Somehow, I managed to make a life out of learning about, writing about and playing with incredibly cool stuff. It couldn’t have happened without great mentors and a lot of good luck.
I was never interested in science. Having spent much of grade school practicing “duck and cover” under my desk in case of nuclear strike, I was focused on stopping the insanity. Or at least, understanding it. So I studied political science (at Barnard), and then spent two years behind the Iron Curtain in order to meet the enemy (the USSR and its empire) face to face. (I actually watched U.S. astronauts land on the moon from a collective farm in the Soviet state of Kharkov.) I went to live in Czechoslovakia a year after the Russians invaded in 1968, and soon ran into a journalist who told me I should write about what I was seeing, so I gave it a shot. A series of serendipitous encounters and behind the scenes help got me a cover story in the New York Times Sunday Magazine on life in Czechoslovakia under Russian occupation.
Created for me by Doug Hofstader on the Publication of my 2009 book.
His latest book is, I am a Strange Loop.
An accidental journalist, I began to write for anyone who would have me on everything from baby photographers to play to “seat strategy” (for planes and trains).
Probably the best piece of luck that fell into my lap was getting a magazine assignment to write about an amazing house of wonders being created in San Francisco by some kind of mad scientist. That was the late physicist Frank Oppenheimer, self-proclaimed “uncle” of the atomic bomb, and his creation was the Exploratorium, “community museum of awareness” in the cavernous Palace of Fine Arts by the Golden Gate Bridge. I immediately fell in love with its crazy mix of science, art and general chaos. I also learned that the insights of science—even the philosophical implications—were far more valuable for ‘saving the world’ than what I’d learned in school.
Of course, at that time, I knew so little about physics I thought an accelerator was, well, a gas pedal. With the help of the immensely creative and generous people at the Exploratorium, I learned fast. People told me what books to read—and that it was okay to skip over equations. I had a warehouse of experiments to play with. I had extraordinary mentors, including many who’d worked on the atomic bomb with Frank, and (like Frank) devoted much of their lives to figuring out how to get that genie back in the bottle.
Once again, it was the New York Times that gave me a chance to go public with my new-found passion, with a series of HERS columns on scientific themes, and later more magazine features. That, in turn, led to my getting hired as a writer and columnist at Discover, then part of Time, Inc. For years, I got to share a column with Lewis Thomas and Stephen Jay Gould—perhaps the greatest scientist/writers of the time.
My first science book, reissued a few years ago as First You Build a Cloud: Reflections on Physics as a Way of Life, was based largely on those HERS and Discover columns, and to my astonishment was admired by another of my heroes Douglas Hofstadter, who’d recently won a Pulitzer for his book Gӧdel, Escher, Bach: An Eternal Golden Braid. “K.C. Cole shows how the ideas of science can fold back and give us thousands of new ways to see our daily world more richly,” he wrote.
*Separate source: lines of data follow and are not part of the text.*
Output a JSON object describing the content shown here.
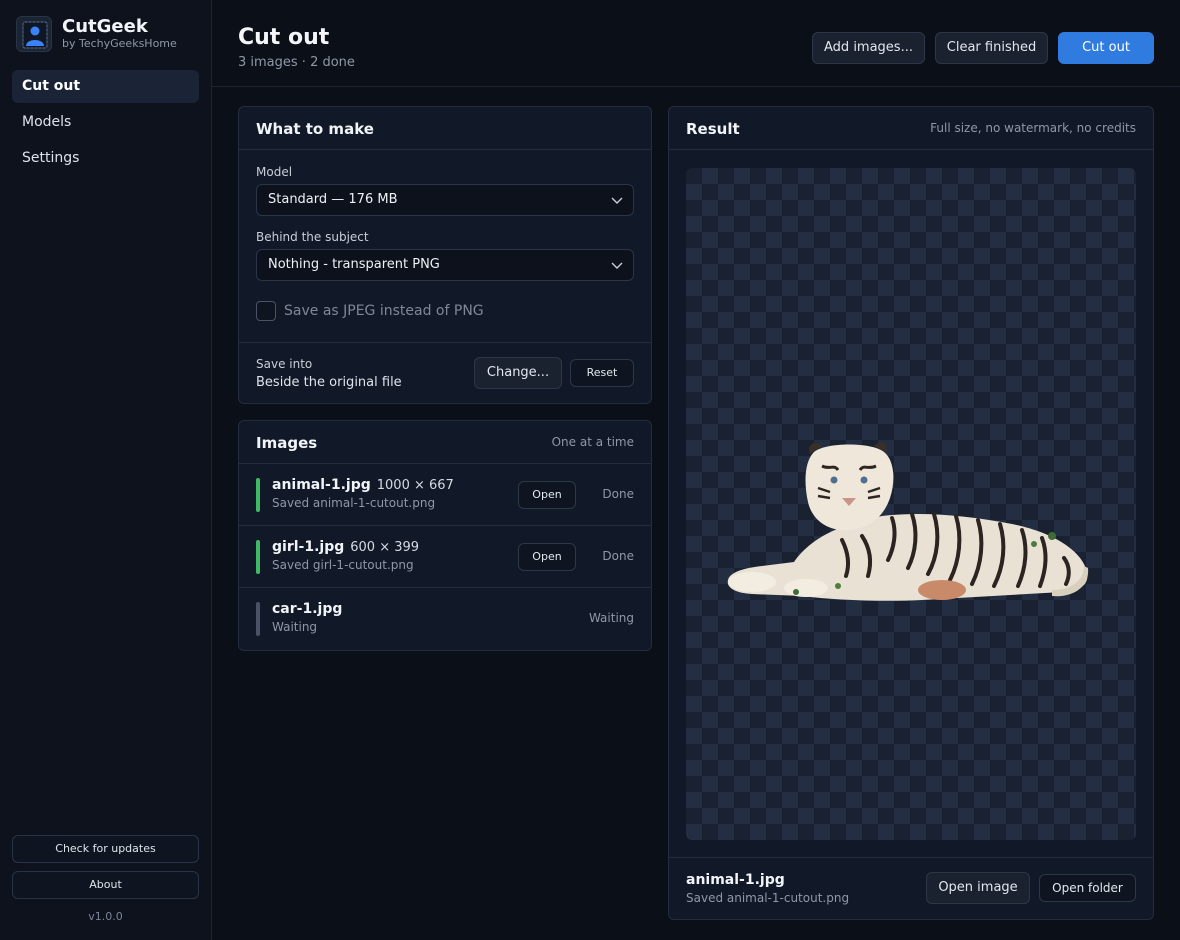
{
  "sidebar": {
    "app_name": "CutGeek",
    "app_sub": "by TechyGeeksHome",
    "nav": [
      {
        "label": "Cut out"
      },
      {
        "label": "Models"
      },
      {
        "label": "Settings"
      }
    ],
    "check_updates": "Check for updates",
    "about": "About",
    "version": "v1.0.0"
  },
  "header": {
    "title": "Cut out",
    "subtitle": "3 images · 2 done",
    "add_images": "Add images...",
    "clear_finished": "Clear finished",
    "cut_out": "Cut out"
  },
  "what_to_make": {
    "title": "What to make",
    "model_label": "Model",
    "model_value": "Standard — 176 MB",
    "behind_label": "Behind the subject",
    "behind_value": "Nothing - transparent PNG",
    "jpeg_label": "Save as JPEG instead of PNG",
    "jpeg_checked": false,
    "save_into_label": "Save into",
    "save_into_value": "Beside the original file",
    "change": "Change...",
    "reset": "Reset"
  },
  "images": {
    "title": "Images",
    "note": "One at a time",
    "rows": [
      {
        "name": "animal-1.jpg",
        "dims": "1000 × 667",
        "sub": "Saved animal-1-cutout.png",
        "open": "Open",
        "status": "Done",
        "color": "#3fb965"
      },
      {
        "name": "girl-1.jpg",
        "dims": "600 × 399",
        "sub": "Saved girl-1-cutout.png",
        "open": "Open",
        "status": "Done",
        "color": "#3fb965"
      },
      {
        "name": "car-1.jpg",
        "dims": "",
        "sub": "Waiting",
        "status": "Waiting",
        "color": "#4a5366"
      }
    ]
  },
  "result": {
    "title": "Result",
    "note": "Full size, no watermark, no credits",
    "file_name": "animal-1.jpg",
    "file_sub": "Saved animal-1-cutout.png",
    "open_image": "Open image",
    "open_folder": "Open folder"
  }
}
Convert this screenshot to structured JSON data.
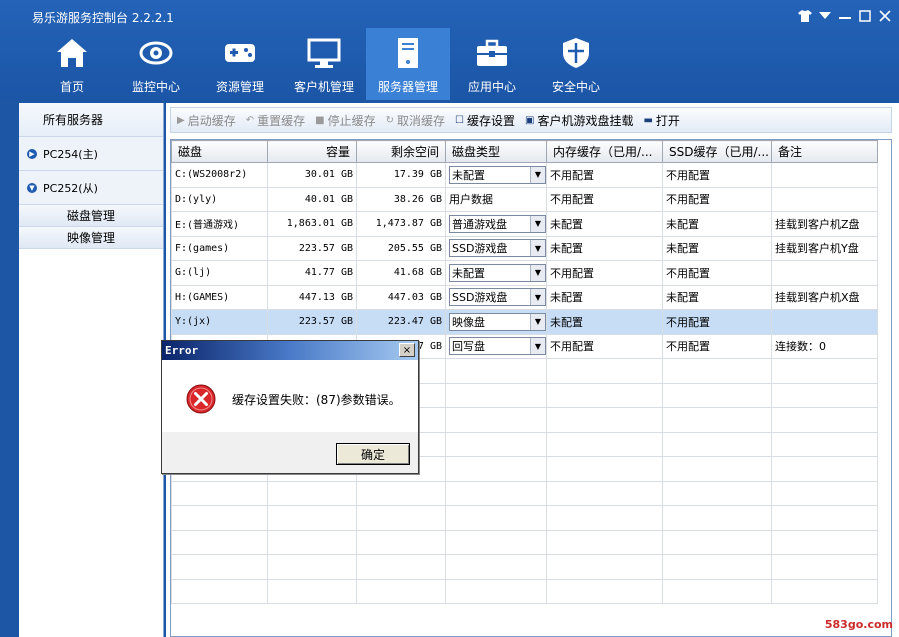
{
  "app": {
    "title": "易乐游服务控制台 2.2.2.1"
  },
  "window_controls": [
    "shirt-icon",
    "dropdown-icon",
    "minimize-icon",
    "maximize-icon",
    "close-icon"
  ],
  "nav": [
    {
      "label": "首页",
      "icon": "home-icon",
      "active": false
    },
    {
      "label": "监控中心",
      "icon": "eye-icon",
      "active": false
    },
    {
      "label": "资源管理",
      "icon": "gamepad-icon",
      "active": false
    },
    {
      "label": "客户机管理",
      "icon": "monitor-icon",
      "active": false
    },
    {
      "label": "服务器管理",
      "icon": "server-icon",
      "active": true
    },
    {
      "label": "应用中心",
      "icon": "toolbox-icon",
      "active": false
    },
    {
      "label": "安全中心",
      "icon": "shield-icon",
      "active": false
    }
  ],
  "sidebar": {
    "header": "所有服务器",
    "servers": [
      "PC254(主)",
      "PC252(从)"
    ],
    "sub_items": [
      "磁盘管理",
      "映像管理"
    ]
  },
  "toolbar": [
    {
      "label": "启动缓存",
      "icon": "play-icon",
      "enabled": false
    },
    {
      "label": "重置缓存",
      "icon": "reset-icon",
      "enabled": false
    },
    {
      "label": "停止缓存",
      "icon": "stop-icon",
      "enabled": false
    },
    {
      "label": "取消缓存",
      "icon": "refresh-icon",
      "enabled": false
    },
    {
      "label": "缓存设置",
      "icon": "checkbox-icon",
      "enabled": true
    },
    {
      "label": "客户机游戏盘挂载",
      "icon": "disk-icon",
      "enabled": true
    },
    {
      "label": "打开",
      "icon": "folder-icon",
      "enabled": true
    }
  ],
  "table": {
    "columns": [
      "磁盘",
      "容量",
      "剩余空间",
      "磁盘类型",
      "内存缓存（已用/...",
      "SSD缓存（已用/...",
      "备注"
    ],
    "rows": [
      {
        "disk": "C:(WS2008r2)",
        "capacity": "30.01 GB",
        "free": "17.39 GB",
        "type": "未配置",
        "combo": true,
        "mem": "不用配置",
        "ssd": "不用配置",
        "note": ""
      },
      {
        "disk": "D:(yly)",
        "capacity": "40.01 GB",
        "free": "38.26 GB",
        "type": "用户数据",
        "combo": false,
        "mem": "不用配置",
        "ssd": "不用配置",
        "note": ""
      },
      {
        "disk": "E:(普通游戏)",
        "capacity": "1,863.01 GB",
        "free": "1,473.87 GB",
        "type": "普通游戏盘",
        "combo": true,
        "mem": "未配置",
        "ssd": "未配置",
        "note": "挂载到客户机Z盘"
      },
      {
        "disk": "F:(games)",
        "capacity": "223.57 GB",
        "free": "205.55 GB",
        "type": "SSD游戏盘",
        "combo": true,
        "mem": "未配置",
        "ssd": "未配置",
        "note": "挂载到客户机Y盘"
      },
      {
        "disk": "G:(lj)",
        "capacity": "41.77 GB",
        "free": "41.68 GB",
        "type": "未配置",
        "combo": true,
        "mem": "不用配置",
        "ssd": "不用配置",
        "note": ""
      },
      {
        "disk": "H:(GAMES)",
        "capacity": "447.13 GB",
        "free": "447.03 GB",
        "type": "SSD游戏盘",
        "combo": true,
        "mem": "未配置",
        "ssd": "未配置",
        "note": "挂载到客户机X盘"
      },
      {
        "disk": "Y:(jx)",
        "capacity": "223.57 GB",
        "free": "223.47 GB",
        "type": "映像盘",
        "combo": true,
        "mem": "未配置",
        "ssd": "不用配置",
        "note": "",
        "selected": true
      },
      {
        "disk": "",
        "capacity": "",
        "free": "7 GB",
        "type": "回写盘",
        "combo": true,
        "mem": "不用配置",
        "ssd": "不用配置",
        "note": "连接数：0"
      }
    ],
    "empty_rows": 10
  },
  "dialog": {
    "title": "Error",
    "message": "缓存设置失败：(87)参数错误。",
    "ok_label": "确定",
    "close_glyph": "×"
  },
  "watermark": "583go.com"
}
Wow.
Early praise makes a huge difference in a young writer’s life, and I got boosts along the way not only from Hofstadter, but also master writers and scientists such as Martin Gardner and EO Wilson. I had wonderful editors: Leon Jaroff at Discover; Joel Greenberg and Michael Parks at the LA Times; Jane Isay at Harcourt). I love teaching because it’s one way to pass on some of that invaluable mentoring to the next generation(s).
Somehow, though, even writing and teaching don’t entirely capture the feeling you get from fooling around in the flesh with fascinating people, ideas and physical stuff. So again with the help of great friends and mentors, I started putting on “events” combining science, art and politics. You can find them described under the link to Categorically Not! and its link to our mother ship, Entertaining Science.